When John King ran for the office of San Bernardino County Sheriff in 1879 he won, and held co-located the Silver King Mine in 1881 and later sold it to a mining company. After his term of Sheriff was over, King purchased a half interest in a hotel at Calico from his former deputy.
In 1884 King and Thomas brought heavy bars containing silver from their Silver King Mine into the offices of a Los Angeles newspaper. The newspaper reported that “It is the largest shipment of the bullion ever made from Southern California.”
King was also a Notary Public in San Bernardino from 1895 until his passing.
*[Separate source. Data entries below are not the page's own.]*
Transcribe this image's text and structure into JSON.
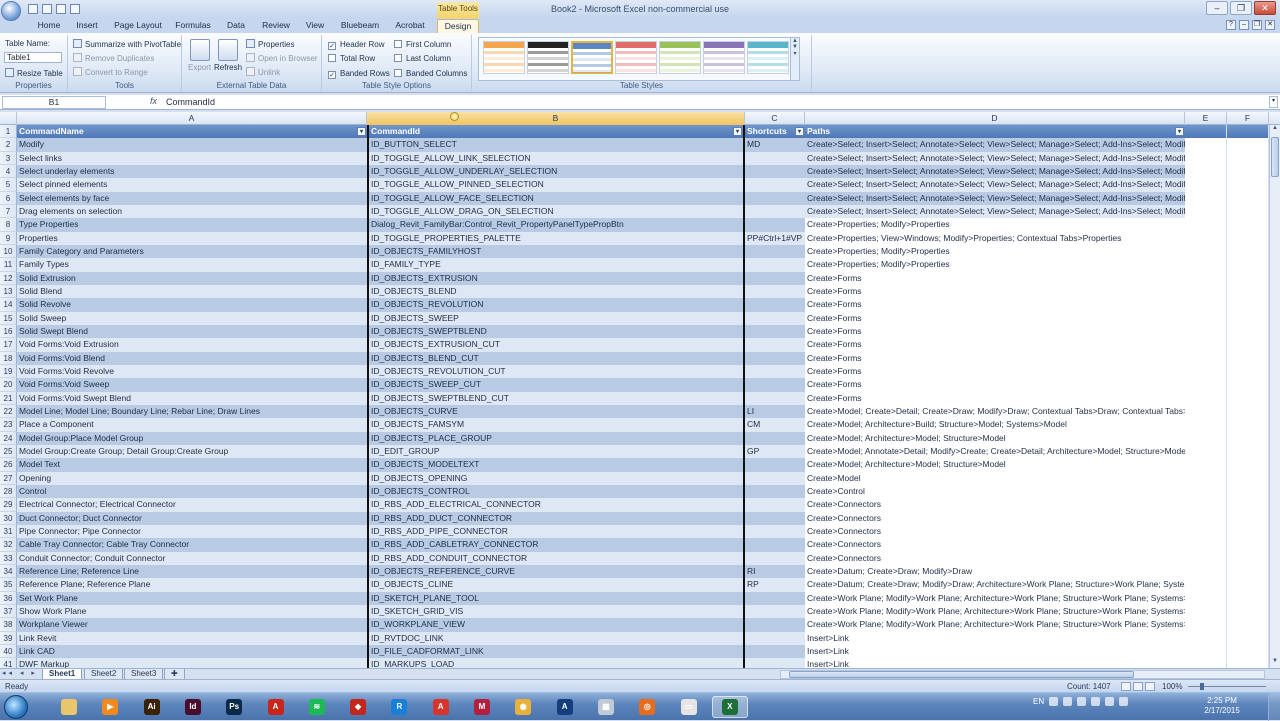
{
  "window": {
    "title": "Book2 - Microsoft Excel non-commercial use",
    "table_tools_label": "Table Tools",
    "controls": {
      "minimize": "–",
      "restore": "❐",
      "close": "✕"
    }
  },
  "tabs": [
    "Home",
    "Insert",
    "Page Layout",
    "Formulas",
    "Data",
    "Review",
    "View",
    "Bluebeam",
    "Acrobat",
    "Design"
  ],
  "ribbon": {
    "properties": {
      "table_name_label": "Table Name:",
      "table_name_value": "Table1",
      "resize_table": "Resize Table",
      "group_label": "Properties"
    },
    "tools": {
      "summarize": "Summarize with PivotTable",
      "remove_duplicates": "Remove Duplicates",
      "convert_to_range": "Convert to Range",
      "group_label": "Tools"
    },
    "external": {
      "export": "Export",
      "refresh": "Refresh",
      "properties": "Properties",
      "open_in_browser": "Open in Browser",
      "unlink": "Unlink",
      "group_label": "External Table Data"
    },
    "style_options": {
      "header_row": "Header Row",
      "total_row": "Total Row",
      "banded_rows": "Banded Rows",
      "first_column": "First Column",
      "last_column": "Last Column",
      "banded_columns": "Banded Columns",
      "group_label": "Table Style Options"
    },
    "table_styles": {
      "group_label": "Table Styles",
      "swatch_colors": [
        "#f3a64b",
        "#222222",
        "#5a86c4",
        "#e06c6c",
        "#9bc25a",
        "#8a74b8",
        "#57b6c9"
      ],
      "selected_index": 2
    }
  },
  "formula_bar": {
    "name_box": "B1",
    "fx": "fx",
    "content": "CommandId"
  },
  "columns": [
    "A",
    "B",
    "C",
    "D",
    "E",
    "F"
  ],
  "table": {
    "headers": [
      "CommandName",
      "CommandId",
      "Shortcuts",
      "Paths"
    ],
    "row_numbers": [
      "1",
      "2",
      "3",
      "4",
      "5",
      "6",
      "7",
      "8",
      "9",
      "10",
      "11",
      "12",
      "13",
      "14",
      "15",
      "16",
      "17",
      "18",
      "19",
      "20",
      "21",
      "22",
      "23",
      "24",
      "25",
      "26",
      "27",
      "28",
      "29",
      "30",
      "31",
      "32",
      "33",
      "34",
      "35",
      "36",
      "37",
      "38",
      "39",
      "40",
      "41"
    ],
    "rows": [
      [
        "Modify",
        "ID_BUTTON_SELECT",
        "MD",
        "Create>Select; Insert>Select; Annotate>Select; View>Select; Manage>Select; Add-Ins>Select; Modify>Select; Arc"
      ],
      [
        "Select links",
        "ID_TOGGLE_ALLOW_LINK_SELECTION",
        "",
        "Create>Select; Insert>Select; Annotate>Select; View>Select; Manage>Select; Add-Ins>Select; Modify>Select; Arc"
      ],
      [
        "Select underlay elements",
        "ID_TOGGLE_ALLOW_UNDERLAY_SELECTION",
        "",
        "Create>Select; Insert>Select; Annotate>Select; View>Select; Manage>Select; Add-Ins>Select; Modify>Select; Arc"
      ],
      [
        "Select pinned elements",
        "ID_TOGGLE_ALLOW_PINNED_SELECTION",
        "",
        "Create>Select; Insert>Select; Annotate>Select; View>Select; Manage>Select; Add-Ins>Select; Modify>Select; Arc"
      ],
      [
        "Select elements by face",
        "ID_TOGGLE_ALLOW_FACE_SELECTION",
        "",
        "Create>Select; Insert>Select; Annotate>Select; View>Select; Manage>Select; Add-Ins>Select; Modify>Select; Arc"
      ],
      [
        "Drag elements on selection",
        "ID_TOGGLE_ALLOW_DRAG_ON_SELECTION",
        "",
        "Create>Select; Insert>Select; Annotate>Select; View>Select; Manage>Select; Add-Ins>Select; Modify>Select; Arc"
      ],
      [
        "Type Properties",
        "Dialog_Revit_FamilyBar:Control_Revit_PropertyPanelTypePropBtn",
        "",
        "Create>Properties; Modify>Properties"
      ],
      [
        "Properties",
        "ID_TOGGLE_PROPERTIES_PALETTE",
        "PP#Ctrl+1#VP",
        "Create>Properties; View>Windows; Modify>Properties; Contextual Tabs>Properties"
      ],
      [
        "Family Category and Parameters",
        "ID_OBJECTS_FAMILYHOST",
        "",
        "Create>Properties; Modify>Properties"
      ],
      [
        "Family Types",
        "ID_FAMILY_TYPE",
        "",
        "Create>Properties; Modify>Properties"
      ],
      [
        "Solid Extrusion",
        "ID_OBJECTS_EXTRUSION",
        "",
        "Create>Forms"
      ],
      [
        "Solid Blend",
        "ID_OBJECTS_BLEND",
        "",
        "Create>Forms"
      ],
      [
        "Solid Revolve",
        "ID_OBJECTS_REVOLUTION",
        "",
        "Create>Forms"
      ],
      [
        "Solid Sweep",
        "ID_OBJECTS_SWEEP",
        "",
        "Create>Forms"
      ],
      [
        "Solid Swept Blend",
        "ID_OBJECTS_SWEPTBLEND",
        "",
        "Create>Forms"
      ],
      [
        "Void Forms:Void Extrusion",
        "ID_OBJECTS_EXTRUSION_CUT",
        "",
        "Create>Forms"
      ],
      [
        "Void Forms:Void Blend",
        "ID_OBJECTS_BLEND_CUT",
        "",
        "Create>Forms"
      ],
      [
        "Void Forms:Void Revolve",
        "ID_OBJECTS_REVOLUTION_CUT",
        "",
        "Create>Forms"
      ],
      [
        "Void Forms:Void Sweep",
        "ID_OBJECTS_SWEEP_CUT",
        "",
        "Create>Forms"
      ],
      [
        "Void Forms:Void Swept Blend",
        "ID_OBJECTS_SWEPTBLEND_CUT",
        "",
        "Create>Forms"
      ],
      [
        "Model Line; Model Line; Boundary Line; Rebar Line; Draw Lines",
        "ID_OBJECTS_CURVE",
        "LI",
        "Create>Model; Create>Detail; Create>Draw; Modify>Draw; Contextual Tabs>Draw; Contextual Tabs>Tools"
      ],
      [
        "Place a Component",
        "ID_OBJECTS_FAMSYM",
        "CM",
        "Create>Model; Architecture>Build; Structure>Model; Systems>Model"
      ],
      [
        "Model Group:Place Model Group",
        "ID_OBJECTS_PLACE_GROUP",
        "",
        "Create>Model; Architecture>Model; Structure>Model"
      ],
      [
        "Model Group:Create Group; Detail Group:Create Group",
        "ID_EDIT_GROUP",
        "GP",
        "Create>Model; Annotate>Detail; Modify>Create; Create>Detail; Architecture>Model; Structure>Model"
      ],
      [
        "Model Text",
        "ID_OBJECTS_MODELTEXT",
        "",
        "Create>Model; Architecture>Model; Structure>Model"
      ],
      [
        "Opening",
        "ID_OBJECTS_OPENING",
        "",
        "Create>Model"
      ],
      [
        "Control",
        "ID_OBJECTS_CONTROL",
        "",
        "Create>Control"
      ],
      [
        "Electrical Connector; Electrical Connector",
        "ID_RBS_ADD_ELECTRICAL_CONNECTOR",
        "",
        "Create>Connectors"
      ],
      [
        "Duct Connector; Duct Connector",
        "ID_RBS_ADD_DUCT_CONNECTOR",
        "",
        "Create>Connectors"
      ],
      [
        "Pipe Connector; Pipe Connector",
        "ID_RBS_ADD_PIPE_CONNECTOR",
        "",
        "Create>Connectors"
      ],
      [
        "Cable Tray Connector; Cable Tray Connector",
        "ID_RBS_ADD_CABLETRAY_CONNECTOR",
        "",
        "Create>Connectors"
      ],
      [
        "Conduit Connector; Conduit Connector",
        "ID_RBS_ADD_CONDUIT_CONNECTOR",
        "",
        "Create>Connectors"
      ],
      [
        "Reference Line; Reference Line",
        "ID_OBJECTS_REFERENCE_CURVE",
        "RI",
        "Create>Datum; Create>Draw; Modify>Draw"
      ],
      [
        "Reference Plane; Reference Plane",
        "ID_OBJECTS_CLINE",
        "RP",
        "Create>Datum; Create>Draw; Modify>Draw; Architecture>Work Plane; Structure>Work Plane; Systems>Work Pla"
      ],
      [
        "Set Work Plane",
        "ID_SKETCH_PLANE_TOOL",
        "",
        "Create>Work Plane; Modify>Work Plane; Architecture>Work Plane; Structure>Work Plane; Systems>Work Plane;"
      ],
      [
        "Show Work Plane",
        "ID_SKETCH_GRID_VIS",
        "",
        "Create>Work Plane; Modify>Work Plane; Architecture>Work Plane; Structure>Work Plane; Systems>Work Plane;"
      ],
      [
        "Workplane Viewer",
        "ID_WORKPLANE_VIEW",
        "",
        "Create>Work Plane; Modify>Work Plane; Architecture>Work Plane; Structure>Work Plane; Systems>Work Plane;"
      ],
      [
        "Link Revit",
        "ID_RVTDOC_LINK",
        "",
        "Insert>Link"
      ],
      [
        "Link CAD",
        "ID_FILE_CADFORMAT_LINK",
        "",
        "Insert>Link"
      ],
      [
        "DWF Markup",
        "ID_MARKUPS_LOAD",
        "",
        "Insert>Link"
      ]
    ]
  },
  "sheets": [
    "Sheet1",
    "Sheet2",
    "Sheet3"
  ],
  "sheet_nav": "◂◂ ◂ ▸ ▸▸",
  "status": {
    "ready": "Ready",
    "count": "Count: 1407",
    "zoom": "100%"
  },
  "taskbar": {
    "apps": [
      "folder",
      "media",
      "Ai",
      "Id",
      "Ps",
      "autodesk",
      "spotify",
      "ruby",
      "revit-r",
      "pdf",
      "mendeley",
      "chrome",
      "revit-a",
      "grid",
      "firefox",
      "window",
      "excel"
    ],
    "app_colors": [
      "#e9c66b",
      "#f08a1d",
      "#3a2207",
      "#4a0c2c",
      "#0b2a4a",
      "#c8261b",
      "#1db954",
      "#c4251d",
      "#1a7fd6",
      "#d8342b",
      "#b2203d",
      "#e8b13c",
      "#143e7e",
      "#c2c9d6",
      "#e66c1e",
      "#e5e5e5",
      "#1d6f37"
    ],
    "app_glyphs": [
      "",
      "▶",
      "Ai",
      "Id",
      "Ps",
      "A",
      "≋",
      "◆",
      "R",
      "A",
      "M",
      "◉",
      "A",
      "▦",
      "◎",
      "▭",
      "X"
    ],
    "lang": "EN",
    "time": "2:25 PM",
    "date": "2/17/2015"
  }
}
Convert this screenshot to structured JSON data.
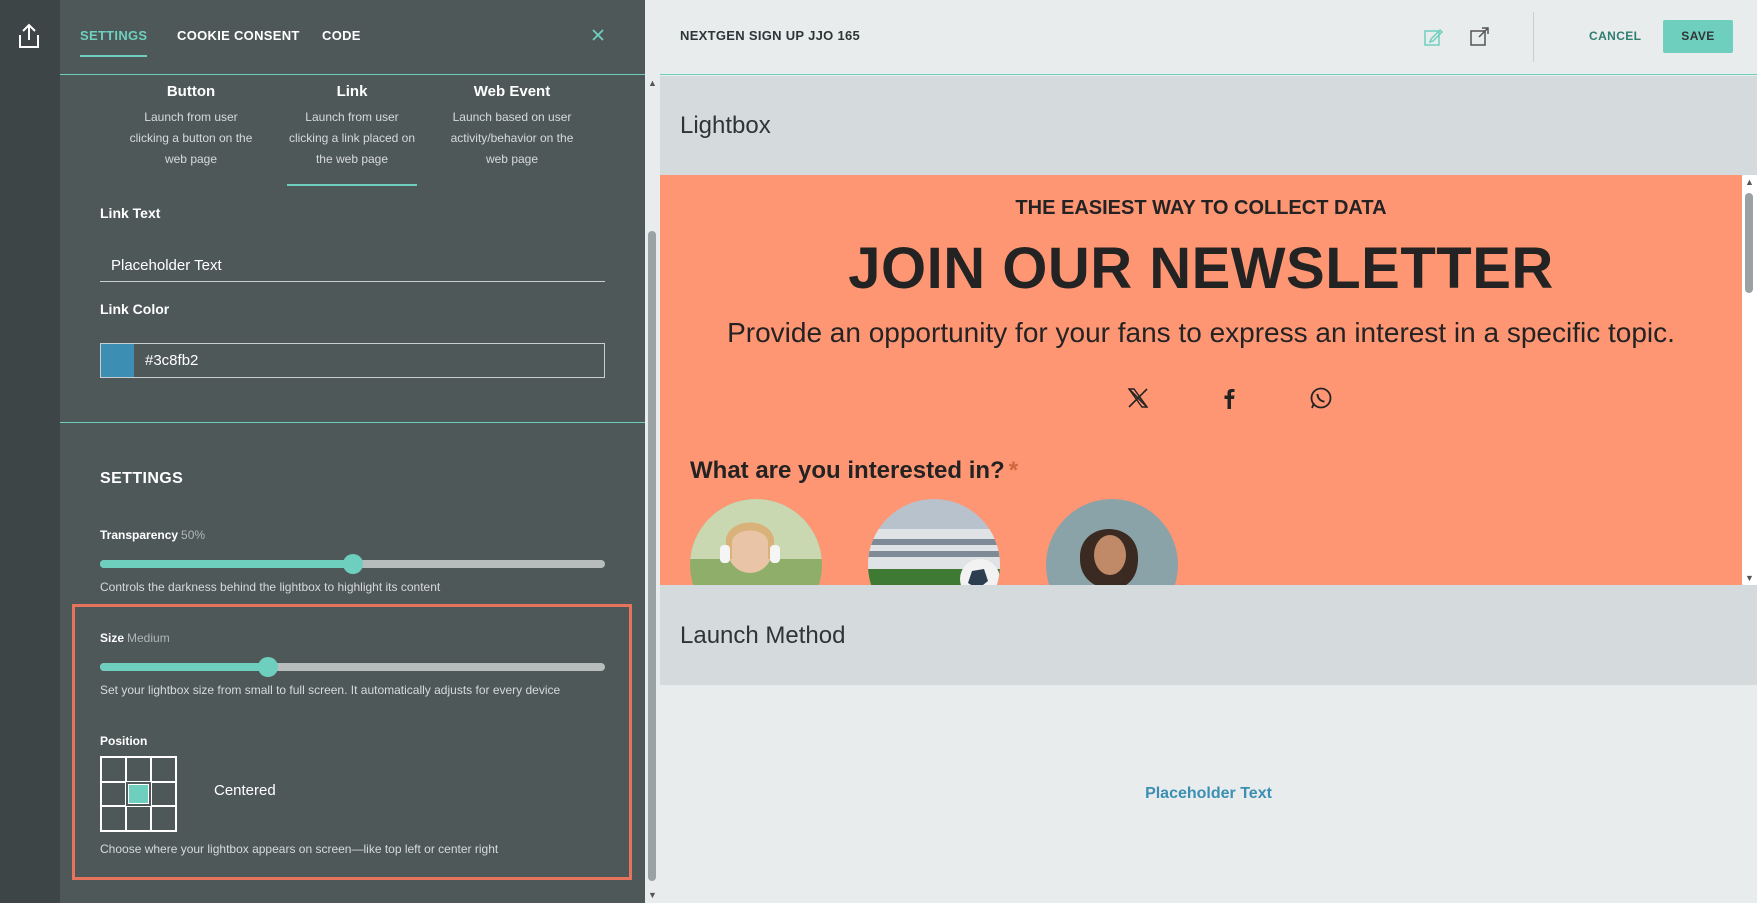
{
  "colors": {
    "accent": "#6fcfbf",
    "link_color": "#3c8fb2",
    "highlight": "#e8735d",
    "preview_bg": "#ff9673"
  },
  "panel": {
    "tabs": [
      {
        "label": "SETTINGS",
        "active": true
      },
      {
        "label": "COOKIE CONSENT",
        "active": false
      },
      {
        "label": "CODE",
        "active": false
      }
    ],
    "launch_methods": [
      {
        "title": "Button",
        "desc": "Launch from user clicking a button on the web page"
      },
      {
        "title": "Link",
        "desc": "Launch from user clicking a link placed on the web page",
        "active": true
      },
      {
        "title": "Web Event",
        "desc": "Launch based on user activity/behavior on the web page"
      }
    ],
    "link_text": {
      "label": "Link Text",
      "value": "Placeholder Text"
    },
    "link_color": {
      "label": "Link Color",
      "value": "#3c8fb2"
    },
    "settings_heading": "SETTINGS",
    "transparency": {
      "label": "Transparency",
      "value_text": "50%",
      "value": 0.5,
      "help": "Controls the darkness behind the lightbox to highlight its content"
    },
    "size": {
      "label": "Size",
      "value_text": "Medium",
      "value": 0.333,
      "help": "Set your lightbox size from small to full screen. It automatically adjusts for every device"
    },
    "position": {
      "label": "Position",
      "value": "Centered",
      "selected_cell": 4,
      "help": "Choose where your lightbox appears on screen—like top left or center right"
    }
  },
  "topbar": {
    "title": "NEXTGEN SIGN UP JJO 165",
    "cancel": "CANCEL",
    "save": "SAVE"
  },
  "sections": {
    "lightbox": "Lightbox",
    "launch_method": "Launch Method"
  },
  "preview": {
    "eyebrow": "THE EASIEST WAY TO COLLECT DATA",
    "headline": "JOIN OUR NEWSLETTER",
    "subhead": "Provide an opportunity for your fans to express an interest in a specific topic.",
    "social_icons": [
      "x-icon",
      "facebook-icon",
      "whatsapp-icon"
    ],
    "question": "What are you interested in?",
    "required_mark": "*"
  },
  "launch_preview": {
    "link_text": "Placeholder Text"
  }
}
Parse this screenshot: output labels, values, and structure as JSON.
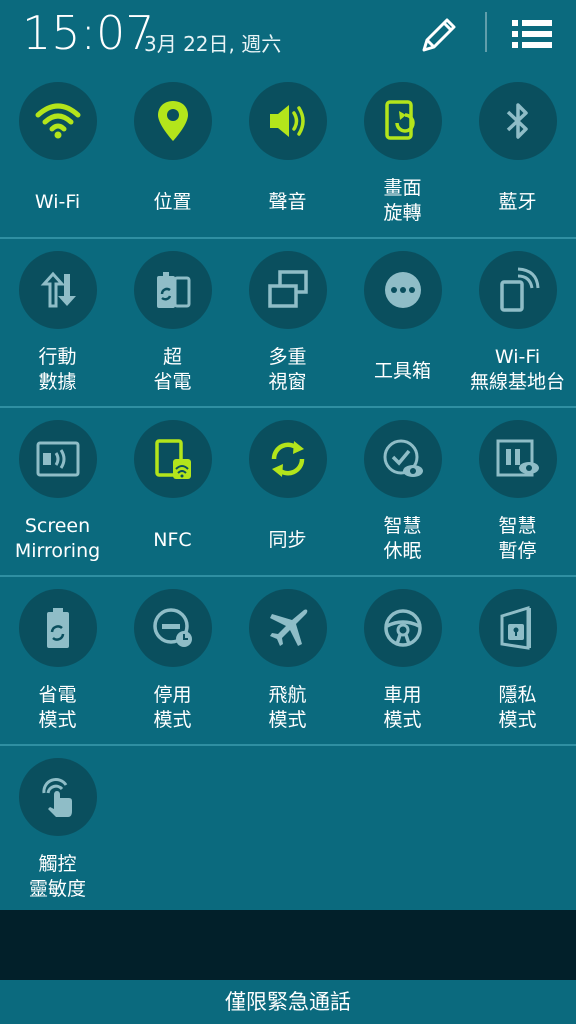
{
  "header": {
    "time": "15:07",
    "date": "3月 22日, 週六",
    "edit_icon": "pencil-icon",
    "list_icon": "list-icon"
  },
  "colors": {
    "background": "#0b6a7e",
    "circle": "#0a4f5e",
    "active": "#b3e51b",
    "inactive": "#8fbdc7",
    "bottom_bar": "#02202a"
  },
  "tiles": [
    {
      "label": "Wi-Fi",
      "icon": "wifi-icon",
      "active": true
    },
    {
      "label": "位置",
      "icon": "location-pin-icon",
      "active": true
    },
    {
      "label": "聲音",
      "icon": "speaker-icon",
      "active": true
    },
    {
      "label": "畫面\n旋轉",
      "icon": "screen-rotation-icon",
      "active": true
    },
    {
      "label": "藍牙",
      "icon": "bluetooth-icon",
      "active": false
    },
    {
      "label": "行動\n數據",
      "icon": "mobile-data-icon",
      "active": false
    },
    {
      "label": "超\n省電",
      "icon": "ultra-power-saving-icon",
      "active": false
    },
    {
      "label": "多重\n視窗",
      "icon": "multi-window-icon",
      "active": false
    },
    {
      "label": "工具箱",
      "icon": "toolbox-icon",
      "active": false
    },
    {
      "label": "Wi-Fi\n無線基地台",
      "icon": "wifi-hotspot-icon",
      "active": false
    },
    {
      "label": "Screen\nMirroring",
      "icon": "screen-mirroring-icon",
      "active": false
    },
    {
      "label": "NFC",
      "icon": "nfc-icon",
      "active": true
    },
    {
      "label": "同步",
      "icon": "sync-icon",
      "active": true
    },
    {
      "label": "智慧\n休眠",
      "icon": "smart-stay-icon",
      "active": false
    },
    {
      "label": "智慧\n暫停",
      "icon": "smart-pause-icon",
      "active": false
    },
    {
      "label": "省電\n模式",
      "icon": "power-saving-icon",
      "active": false
    },
    {
      "label": "停用\n模式",
      "icon": "blocking-mode-icon",
      "active": false
    },
    {
      "label": "飛航\n模式",
      "icon": "airplane-icon",
      "active": false
    },
    {
      "label": "車用\n模式",
      "icon": "steering-wheel-icon",
      "active": false
    },
    {
      "label": "隱私\n模式",
      "icon": "private-mode-icon",
      "active": false
    },
    {
      "label": "觸控\n靈敏度",
      "icon": "touch-sensitivity-icon",
      "active": false
    }
  ],
  "emergency_text": "僅限緊急通話"
}
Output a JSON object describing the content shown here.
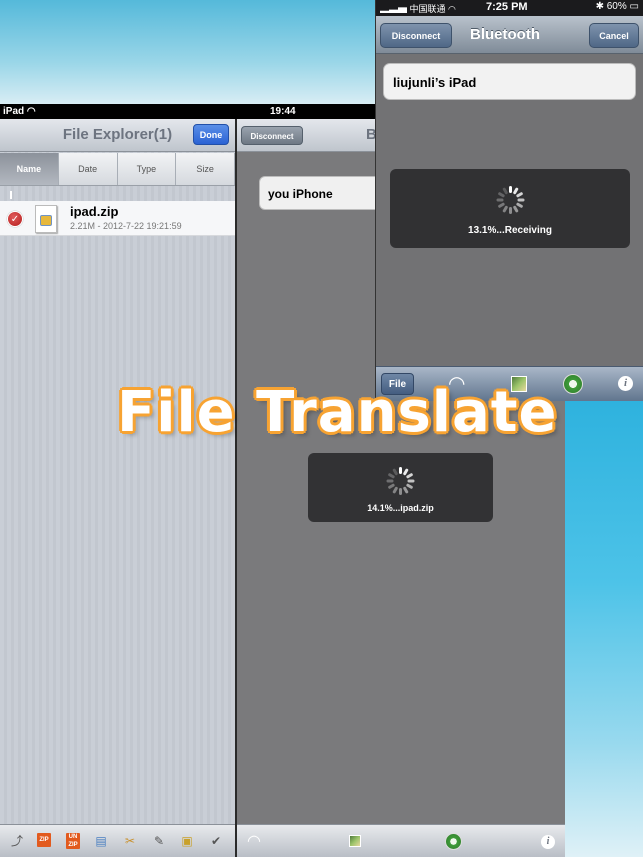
{
  "headline": "File Translate",
  "ipad": {
    "status": {
      "carrier": "iPad",
      "time": "19:44"
    },
    "file_explorer": {
      "title": "File Explorer(1)",
      "done_label": "Done",
      "sort_tabs": [
        "Name",
        "Date",
        "Type",
        "Size"
      ],
      "active_sort": "Name",
      "files": [
        {
          "name": "ipad.zip",
          "meta": "2.21M - 2012-7-22 19:21:59",
          "selected": true
        }
      ],
      "toolbar_icons": [
        "share-icon",
        "zip-icon",
        "unzip-icon",
        "copy-icon",
        "cut-icon",
        "edit-icon",
        "move-icon",
        "select-all-icon"
      ],
      "zip_label": "ZIP",
      "unzip_label": "UN ZIP"
    },
    "bluetooth": {
      "disconnect_label": "Disconnect",
      "title_partial": "B",
      "device": "you iPhone",
      "progress_text": "14.1%...ipad.zip",
      "toolbar_icons": [
        "wifi-icon",
        "photo-icon",
        "clock-icon",
        "info-icon"
      ]
    }
  },
  "iphone": {
    "status": {
      "carrier": "中国联通",
      "time": "7:25 PM",
      "battery": "60%"
    },
    "disconnect_label": "Disconnect",
    "title": "Bluetooth",
    "cancel_label": "Cancel",
    "device": "liujunli’s iPad",
    "progress_text": "13.1%...Receiving",
    "file_label": "File",
    "toolbar_icons": [
      "wifi-icon",
      "photo-icon",
      "clock-icon",
      "info-icon"
    ]
  },
  "colors": {
    "accent_orange": "#f7a332",
    "done_blue": "#2b63d4",
    "check_red": "#b41d1d"
  }
}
In the U.S. Census of 1900 he was listed as living in San Bernardino with the occupation of “Railroad Adjuster.” He died in 1901 and was buried with his wife Martha (who passed away in 1913) at the Pioneer Memorial Cemetery of San Bernardino.”
“This was built in the early 1960s, to house a looking display of a collection of antique furniture relating to a dentist-barber-bath house situation. Followed by retrofitting in 1997, it was rented for a brief period in the early 2000s as the Calico Bath House, where bathing related merchandise was sold.
Enterprising businessmen in old Calico often shared space, since here on Main Street there was only so much room for buildings. It was not uncommon for a saloon to offer a “barber chair in the pear.” and it was also not uncommon for a barber to also provide dental services. Combination bathhouses. At barbershops, were seen in mining camps such as this, where there was a steady flow of male customers.”
Odessa – Calico Railroad
After that sightseeing we were told by one of the workers we could ride the railroad which we saw on the edge. We took it and beside us, there was only one family in one of the cars. The train was mostly empty when we left and it was a nice experience with the scenic ride. It was my first time riding a train and the air was kind of cold and I took some pictures while Deelow videotape. After that, we end our trip and look at the souvenir store and head on our way. All in all, it wasn’t as interesting as I thought it would be, the mining town ambiance is still there, but it seems like its authenticity is lost. The only thing that makes it exciting is the “Ghost Town” in its name.
Here is the link for more information: